[Element data from apps and pages]
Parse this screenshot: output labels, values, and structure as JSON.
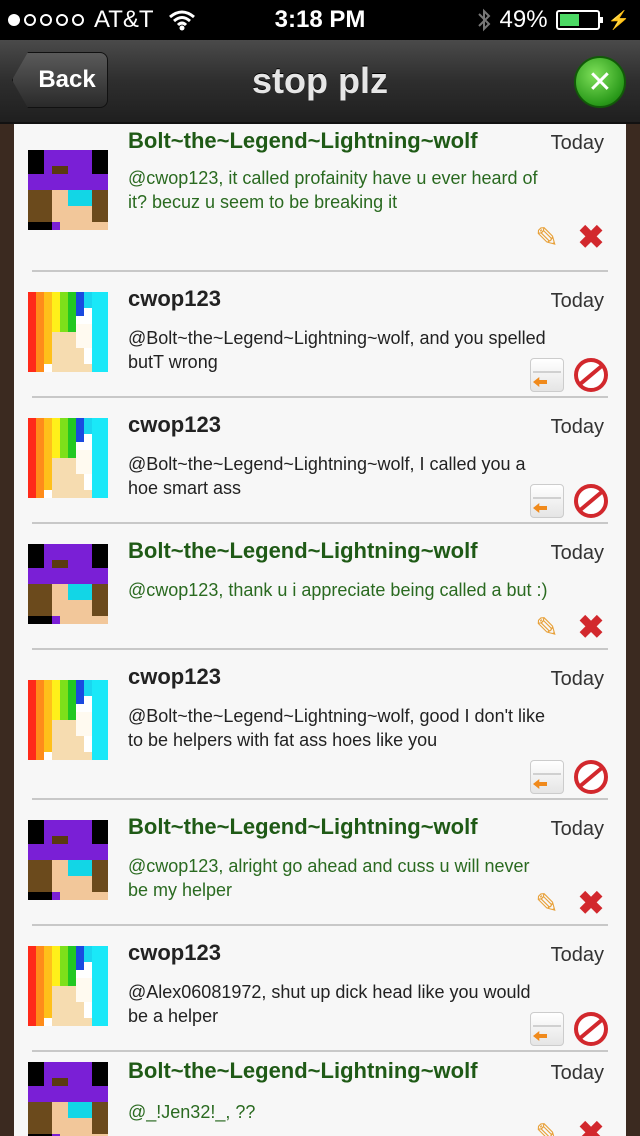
{
  "status_bar": {
    "signal_dots": 5,
    "signal_filled": 1,
    "carrier": "AT&T",
    "time": "3:18 PM",
    "battery": "49%"
  },
  "nav": {
    "back_label": "Back",
    "title": "stop plz",
    "settings_icon": "wrench-screwdriver-icon"
  },
  "colors": {
    "self_name": "#1f5a16",
    "self_text": "#2a6a20",
    "other_name": "#222222",
    "delete_red": "#d2282d",
    "reply_orange": "#f08a1c"
  },
  "messages": [
    {
      "author": "Bolt~the~Legend~Lightning~wolf",
      "time": "Today",
      "text": "@cwop123, it called profainity have u ever heard of it? becuz u seem to be breaking it",
      "own": true
    },
    {
      "author": "cwop123",
      "time": "Today",
      "text": "@Bolt~the~Legend~Lightning~wolf, and you spelled butT wrong",
      "own": false
    },
    {
      "author": "cwop123",
      "time": "Today",
      "text": "@Bolt~the~Legend~Lightning~wolf, I called you a hoe smart ass",
      "own": false
    },
    {
      "author": "Bolt~the~Legend~Lightning~wolf",
      "time": "Today",
      "text": "@cwop123, thank u i appreciate being called a but :)",
      "own": true
    },
    {
      "author": "cwop123",
      "time": "Today",
      "text": "@Bolt~the~Legend~Lightning~wolf, good I don't like to be helpers with fat ass hoes like you",
      "own": false
    },
    {
      "author": "Bolt~the~Legend~Lightning~wolf",
      "time": "Today",
      "text": "@cwop123, alright go ahead and cuss u will never be my helper",
      "own": true
    },
    {
      "author": "cwop123",
      "time": "Today",
      "text": "@Alex06081972, shut up dick head like you would be a helper",
      "own": false
    },
    {
      "author": "Bolt~the~Legend~Lightning~wolf",
      "time": "Today",
      "text": "@_!Jen32!_, ??",
      "own": true
    }
  ]
}
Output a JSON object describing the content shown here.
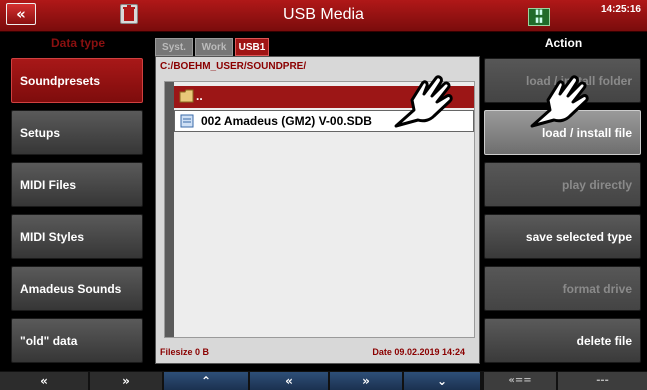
{
  "header": {
    "back_icon": "«",
    "title": "USB Media",
    "time": "14:25:16"
  },
  "left": {
    "heading": "Data type",
    "items": [
      {
        "label": "Soundpresets",
        "active": true
      },
      {
        "label": "Setups"
      },
      {
        "label": "MIDI Files"
      },
      {
        "label": "MIDI Styles"
      },
      {
        "label": "Amadeus Sounds"
      },
      {
        "label": "\"old\" data"
      }
    ]
  },
  "center": {
    "tabs": [
      "Syst.",
      "Work",
      "USB1"
    ],
    "active_tab": "USB1",
    "path": "C:/BOEHM_USER/SOUNDPRE/",
    "parent_folder": "..",
    "file_name": "002  Amadeus (GM2) V-00.SDB",
    "filesize": "Filesize  0 B",
    "date": "Date  09.02.2019   14:24"
  },
  "right": {
    "heading": "Action",
    "buttons": [
      {
        "label": "load  /  install  folder",
        "state": "disabled"
      },
      {
        "label": "load  /  install  file",
        "state": "highlight"
      },
      {
        "label": "play  directly",
        "state": "disabled"
      },
      {
        "label": "save  selected  type",
        "state": "enabled"
      },
      {
        "label": "format  drive",
        "state": "disabled"
      },
      {
        "label": "delete  file",
        "state": "enabled"
      }
    ]
  },
  "bottom": {
    "buttons": [
      "«",
      "»",
      "⌃",
      "«",
      "»",
      "⌄",
      "«==",
      "---"
    ]
  },
  "colors": {
    "accent_red": "#a01414",
    "panel_bg": "#d8d8d8",
    "bottom_blue": "#2e4f78"
  }
}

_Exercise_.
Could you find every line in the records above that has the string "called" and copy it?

_Response_.
      "text": "@cwop123, it called profainity have u ever heard of it? becuz u seem to be breaking it",
      "text": "@Bolt~the~Legend~Lightning~wolf, I called you a hoe smart ass",
      "text": "@cwop123, thank u i appreciate being called a but :)",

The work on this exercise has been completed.